So what’s a style guide? It’s basically just a living “document” that shows details of elements and coded modules of an application. It keeps the identity of a brand alive while implementing/maintaining an application.
Basics of setting a style guide up
First you can start to define the basic elements such as:
- Colour palette
- Grid layout system
- Body text
Once that’s been set up, start adding patterns, such as:
- Form elements:
- Input fields
- Select elements
- Styling voor hyperlinks
- Media items:
Pros & cons
If you work on a larger application, it can/will standardise your HTML and styling. Since everything is being build in smaller modules, it will help you to build new sections and/or pages faster while the consistency remains. Because of this, it makes it easier for (new) team members to adapt and it reduces documentation.
When you’re building on a smaller application, it will consume more time to use a coded style guide. So in my own opinion, that’s not as time efficient.

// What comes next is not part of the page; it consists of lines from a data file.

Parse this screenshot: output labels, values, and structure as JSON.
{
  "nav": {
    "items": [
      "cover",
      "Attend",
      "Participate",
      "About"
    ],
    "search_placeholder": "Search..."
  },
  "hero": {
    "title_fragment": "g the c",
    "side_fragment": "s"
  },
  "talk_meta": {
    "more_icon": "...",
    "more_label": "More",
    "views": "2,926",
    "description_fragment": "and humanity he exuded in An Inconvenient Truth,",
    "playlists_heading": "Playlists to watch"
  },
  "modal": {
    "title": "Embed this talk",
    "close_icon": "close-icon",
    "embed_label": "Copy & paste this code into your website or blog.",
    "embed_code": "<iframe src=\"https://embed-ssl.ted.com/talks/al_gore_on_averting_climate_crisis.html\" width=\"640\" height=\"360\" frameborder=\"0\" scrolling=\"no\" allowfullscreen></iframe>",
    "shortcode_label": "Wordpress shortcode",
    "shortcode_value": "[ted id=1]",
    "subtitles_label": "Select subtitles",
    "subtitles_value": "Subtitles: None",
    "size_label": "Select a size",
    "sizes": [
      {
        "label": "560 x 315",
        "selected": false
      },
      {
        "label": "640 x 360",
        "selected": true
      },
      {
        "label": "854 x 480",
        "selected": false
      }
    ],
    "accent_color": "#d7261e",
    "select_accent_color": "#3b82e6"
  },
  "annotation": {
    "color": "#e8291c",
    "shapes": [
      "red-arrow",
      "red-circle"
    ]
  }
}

Below a few websites that show their style guides. It might give you some ideas for your own, or you could follow their way of working.
- Pattern Lab
- GitHub Primer
- Firefox design
- Lightning Design System
- WordPress coding standards
So far, I prefer working with Pattern Lab, which is Atomic Design, but obviously it’s depending on your own preference.
You don’t have to set up the entire style guide before you start building your application. I advise to start with the basics and to just add more along the way. After all, it is called a “living document”!
Hope it helps, thanks for reading!